The first animals evolved from their single-celled ancestors around 800 million years ago, but new evidence suggests that this leap to multi-celled organisms in the tree of life may not have been quite as dramatic as scientists once assumed. In a Developmental Cell paper publishing October 13, researchers demonstrate that the single-celled ancestor of animals likely already had some of the mechanisms that animal cells use today to develop into different tissue types.
"We're looking into the past at an evolutionary transition that was important for the origin of all animals," explains Iñaki Ruiz-Trillo, an evolutionary biologist at the Institute of Evolutionary Biology in Barcelona, Spain. "We show that these early organisms already had some behaviors that we once thought were only in multicellular animals. From there, it would have been a simpler evolutionary leap."

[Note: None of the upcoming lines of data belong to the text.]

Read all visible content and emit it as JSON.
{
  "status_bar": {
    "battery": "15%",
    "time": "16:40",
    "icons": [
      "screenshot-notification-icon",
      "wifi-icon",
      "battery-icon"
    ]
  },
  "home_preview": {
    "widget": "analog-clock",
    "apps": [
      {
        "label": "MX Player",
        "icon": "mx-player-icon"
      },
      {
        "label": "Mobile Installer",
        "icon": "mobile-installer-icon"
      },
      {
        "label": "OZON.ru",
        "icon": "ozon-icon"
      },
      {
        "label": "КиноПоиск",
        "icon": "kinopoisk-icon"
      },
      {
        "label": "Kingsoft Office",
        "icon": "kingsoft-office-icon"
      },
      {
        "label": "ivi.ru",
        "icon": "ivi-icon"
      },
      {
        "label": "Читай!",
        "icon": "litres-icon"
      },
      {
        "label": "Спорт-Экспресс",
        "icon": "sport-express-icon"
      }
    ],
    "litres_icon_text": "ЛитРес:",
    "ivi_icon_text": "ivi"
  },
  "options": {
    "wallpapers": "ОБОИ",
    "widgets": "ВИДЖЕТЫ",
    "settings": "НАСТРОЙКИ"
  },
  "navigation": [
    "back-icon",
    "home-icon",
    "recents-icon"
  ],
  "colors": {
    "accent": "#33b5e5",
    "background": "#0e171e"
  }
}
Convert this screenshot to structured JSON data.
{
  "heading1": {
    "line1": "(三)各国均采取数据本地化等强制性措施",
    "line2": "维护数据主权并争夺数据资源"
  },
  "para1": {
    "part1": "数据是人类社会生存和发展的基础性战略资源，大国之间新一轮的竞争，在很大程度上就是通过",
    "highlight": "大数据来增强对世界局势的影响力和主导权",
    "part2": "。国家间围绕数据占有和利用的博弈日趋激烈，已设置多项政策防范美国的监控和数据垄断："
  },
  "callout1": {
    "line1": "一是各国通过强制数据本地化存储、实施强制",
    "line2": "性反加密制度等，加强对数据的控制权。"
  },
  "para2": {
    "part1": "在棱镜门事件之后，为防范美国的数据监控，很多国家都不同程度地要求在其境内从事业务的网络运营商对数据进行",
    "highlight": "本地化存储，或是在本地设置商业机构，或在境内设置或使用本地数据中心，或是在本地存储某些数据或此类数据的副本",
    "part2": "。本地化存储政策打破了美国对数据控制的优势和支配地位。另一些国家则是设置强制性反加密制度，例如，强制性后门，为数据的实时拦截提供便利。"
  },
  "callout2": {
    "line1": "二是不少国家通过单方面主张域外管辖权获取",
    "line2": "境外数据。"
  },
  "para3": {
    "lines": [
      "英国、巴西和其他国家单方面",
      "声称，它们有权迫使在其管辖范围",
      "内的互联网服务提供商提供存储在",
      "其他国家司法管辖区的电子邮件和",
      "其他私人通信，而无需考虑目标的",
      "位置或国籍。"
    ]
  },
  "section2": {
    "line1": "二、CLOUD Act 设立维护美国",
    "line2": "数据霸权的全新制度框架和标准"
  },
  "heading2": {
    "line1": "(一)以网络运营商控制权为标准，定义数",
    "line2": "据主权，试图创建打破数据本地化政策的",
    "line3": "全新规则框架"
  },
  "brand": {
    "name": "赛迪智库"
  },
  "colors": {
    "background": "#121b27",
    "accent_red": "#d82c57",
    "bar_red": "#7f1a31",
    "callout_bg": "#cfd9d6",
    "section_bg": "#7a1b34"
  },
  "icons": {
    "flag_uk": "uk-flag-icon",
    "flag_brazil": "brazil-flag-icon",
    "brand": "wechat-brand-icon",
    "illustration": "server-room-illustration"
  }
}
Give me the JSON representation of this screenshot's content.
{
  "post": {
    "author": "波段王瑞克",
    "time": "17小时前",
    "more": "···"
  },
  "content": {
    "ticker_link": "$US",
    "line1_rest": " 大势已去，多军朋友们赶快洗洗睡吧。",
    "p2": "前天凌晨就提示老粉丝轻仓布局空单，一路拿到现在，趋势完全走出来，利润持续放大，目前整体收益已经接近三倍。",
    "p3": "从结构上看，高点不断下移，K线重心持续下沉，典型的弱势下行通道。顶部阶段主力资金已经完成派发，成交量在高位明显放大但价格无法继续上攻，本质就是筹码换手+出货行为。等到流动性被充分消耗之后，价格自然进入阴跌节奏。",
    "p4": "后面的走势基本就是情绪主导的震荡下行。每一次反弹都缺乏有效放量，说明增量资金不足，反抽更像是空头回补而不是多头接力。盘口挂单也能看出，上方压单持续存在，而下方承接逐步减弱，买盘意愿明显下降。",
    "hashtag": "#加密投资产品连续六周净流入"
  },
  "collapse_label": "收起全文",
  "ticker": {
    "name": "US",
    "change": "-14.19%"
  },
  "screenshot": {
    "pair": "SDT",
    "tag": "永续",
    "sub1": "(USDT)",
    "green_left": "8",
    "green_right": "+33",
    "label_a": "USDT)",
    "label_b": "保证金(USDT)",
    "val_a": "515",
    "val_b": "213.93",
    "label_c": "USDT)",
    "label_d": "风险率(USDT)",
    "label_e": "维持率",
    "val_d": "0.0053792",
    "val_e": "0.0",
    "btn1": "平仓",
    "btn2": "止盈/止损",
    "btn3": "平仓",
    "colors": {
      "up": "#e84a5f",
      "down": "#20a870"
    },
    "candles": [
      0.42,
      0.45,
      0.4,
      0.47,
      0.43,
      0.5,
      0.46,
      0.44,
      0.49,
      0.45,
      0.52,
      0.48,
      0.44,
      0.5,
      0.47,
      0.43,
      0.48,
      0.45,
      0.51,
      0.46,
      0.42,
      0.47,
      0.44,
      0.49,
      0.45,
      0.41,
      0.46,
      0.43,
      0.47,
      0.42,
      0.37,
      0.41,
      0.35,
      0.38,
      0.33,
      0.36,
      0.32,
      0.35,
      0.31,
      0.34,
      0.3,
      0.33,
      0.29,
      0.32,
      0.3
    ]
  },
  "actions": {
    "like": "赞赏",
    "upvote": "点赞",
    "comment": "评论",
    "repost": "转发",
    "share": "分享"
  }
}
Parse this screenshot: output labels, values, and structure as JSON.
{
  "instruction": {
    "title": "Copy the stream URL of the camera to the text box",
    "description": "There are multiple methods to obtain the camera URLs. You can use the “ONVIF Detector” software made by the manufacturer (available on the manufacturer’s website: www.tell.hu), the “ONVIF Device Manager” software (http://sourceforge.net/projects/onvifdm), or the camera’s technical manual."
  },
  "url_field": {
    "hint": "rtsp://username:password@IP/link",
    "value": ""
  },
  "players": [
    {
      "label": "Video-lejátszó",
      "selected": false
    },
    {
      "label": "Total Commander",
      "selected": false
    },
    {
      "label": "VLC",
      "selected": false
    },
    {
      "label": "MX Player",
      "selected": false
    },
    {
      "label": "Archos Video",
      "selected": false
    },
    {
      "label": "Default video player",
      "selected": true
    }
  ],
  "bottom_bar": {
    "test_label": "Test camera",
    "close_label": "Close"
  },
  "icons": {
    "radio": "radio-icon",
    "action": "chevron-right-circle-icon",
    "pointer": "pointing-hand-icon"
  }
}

The researchers studied a single-celled amoeba called Capsaspora owczarzaki, which is a close relative of today's multi-celled animals. Capsaspora was originally discovered living inside a freshwater snail and has been used by Ruiz-Trillo's group to learn more about animal evolution. Ruiz-Trillo and his team sequenced the Capsaspora genome in an earlier project and discovered that the amoeba contained many genes that, in animals, are related to multicellular functions.
As a single-celled organism, Capsaspora can't have multiple different cell types at the same time like humans can. However, a single Capsaspora does change its cell type over time, transitioning from a lone amoeba to an aggregated colony of cells to a hardy cystic form during its life cycle. This new study explored whether Capsaspora uses the same mechanisms to control cell differentiation over time as animals use to control cell development across different tissues.
In collaboration with the team of Eduard Sabidó at the Proteomics Unit of the Centre for Genomic Regulation and Universitat Pompeu Fabra, the researchers analyzed the proteins in Capsaspora to determine how the organism might be regulating its internal cell processes at different life stages. "Mass spectrometry-based proteomics allows us to measure which proteins are being expressed and how they are being modified," says Sabidó. "Intracellular signaling depends on these protein modifications—so by doing these analysis, we know not only what's in the cell, but also how the cell organizes and communicates internally."
The researchers discovered that from one stage to another, Capsaspora's suite of proteins undergoes extensive changes, and the organism uses many of the same tools as multicellular animals to regulate these cellular processes. For example, Capsaspora activated transcription factors and a tyrosine-kinase signaling system in different stages to regulate protein formation. "These are the same mechanisms that animals use to differentiate one cell type from another, but they haven't been observed in unicellular organisms before," says Ruiz-Trillo.
The presence of these protein-regulating tools in both Capsaspora and animals means that the single-celled ancestor of all animals likely also possessed these systems—and was more complex than scientists have previously given it credit for. "The ancestor already had the tools that the cell needed to differentiate into different tissues," says Sabidó. "The cells that were around before animals were more or less prepared for this leap."